In E8, the troubled but fiercely bright Bailey is already at a huge disadvantage, with a mum in prison and living with an aunt who doesn’t want her. No wonder she’s so angry. Meanwhile the ineffectual Polly keeps insisting that they are doing a good job in the unit and that they can’t save anyone. But maybe it’s not saviours that Bailey and her peers need.
There’s lots to keep you in your seat and listening hard. Vilanculo is electrifying as Bailey, who tells it not just as she sees it but as it is. The fact this is a debut play is apparent in some of the clunky construction, and it is a pity that it’s hard to believe in the naïve Polly as a head-teacher. But like Bailey herself, this is a debut with real spark.
Cardboard Citizens: Bystanders (Summerhall) says it all in its title. Who are the Bystanders? The audience who sit and watch? Ex-home-secretary Teresa May, who talked of creating “a hostile environment” for illegal immigrants? The desk sergeant on night duty watching a DVD while the homeless man she has ejected from the police station is freezing to death outside? The paramedics who fail to do the checks on another homeless man, so they don’t realise he has alcohol poisoning. The drunken tourists who offer money to a homeless man to have one of their names and addresses tattooed on his forehead?

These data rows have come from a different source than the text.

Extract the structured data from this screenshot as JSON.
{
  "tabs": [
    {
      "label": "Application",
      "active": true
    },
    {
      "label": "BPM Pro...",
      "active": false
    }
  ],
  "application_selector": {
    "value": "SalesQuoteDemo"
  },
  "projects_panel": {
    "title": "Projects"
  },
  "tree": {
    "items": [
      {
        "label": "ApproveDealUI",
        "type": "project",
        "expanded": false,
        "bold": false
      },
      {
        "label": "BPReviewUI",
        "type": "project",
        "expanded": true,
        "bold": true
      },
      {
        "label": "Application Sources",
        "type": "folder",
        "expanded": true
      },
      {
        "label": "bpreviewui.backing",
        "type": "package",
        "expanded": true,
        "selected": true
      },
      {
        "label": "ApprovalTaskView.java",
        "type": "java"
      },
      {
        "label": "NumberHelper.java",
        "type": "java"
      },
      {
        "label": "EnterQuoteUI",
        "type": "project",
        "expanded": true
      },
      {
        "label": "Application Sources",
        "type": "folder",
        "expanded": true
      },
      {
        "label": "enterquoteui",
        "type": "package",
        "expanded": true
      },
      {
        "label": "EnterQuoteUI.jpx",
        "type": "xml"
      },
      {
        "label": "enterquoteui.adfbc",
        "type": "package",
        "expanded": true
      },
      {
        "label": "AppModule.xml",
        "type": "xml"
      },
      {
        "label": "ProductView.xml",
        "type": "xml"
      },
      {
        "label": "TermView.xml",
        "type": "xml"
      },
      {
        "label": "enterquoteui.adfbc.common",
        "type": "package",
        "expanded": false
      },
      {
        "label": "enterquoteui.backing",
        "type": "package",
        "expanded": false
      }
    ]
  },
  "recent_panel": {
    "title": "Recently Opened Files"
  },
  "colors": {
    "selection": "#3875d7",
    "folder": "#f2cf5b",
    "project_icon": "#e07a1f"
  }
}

Cardboard Citizens: Bystanders. Photo by The Other Richard.
These are just some of the stories in a canny, well put together show from a company led by Adrian Jackson which has spent 30 years working with and for homeless people and telling the stories from the front line of homelessness, where the welfare state doesn’t reach.
There are terrific performances in a show that weaves connections between the Windrush scandal and the Salisbury poisonings with a light touch. The piece sets up the stage like an incident room. And this is an emergency. 800 homeless men and women have died over the last two years. How can you give the dead a voice? Like Milo Rau’s La Reprise in the International Festival, that's a question this show interrogates. Bystanders is a show which shows it cares about the way it takes care of the stories with which it has been entrusted. The question it asks, is do we care enough to make change?
Scottee: Class runs at Assembly Roxy, Aug 7-11, 14-18, 21-25.
Mouthpiece runs at the Traverse, Aug 1-25.
E8 euns at Pleasance Dome, Aug 5-13, 15-25.
Arthur takes place in people’s houses around Edinburgh, Aug 5-6, 8-13, 15-20, 22-25.
Cardboard Citizens: Bystanders runs at Summerhall, Aug 5-11, 13-18, 20-25.
La Reprise runs at The Lyceum until this evening, Aug 5.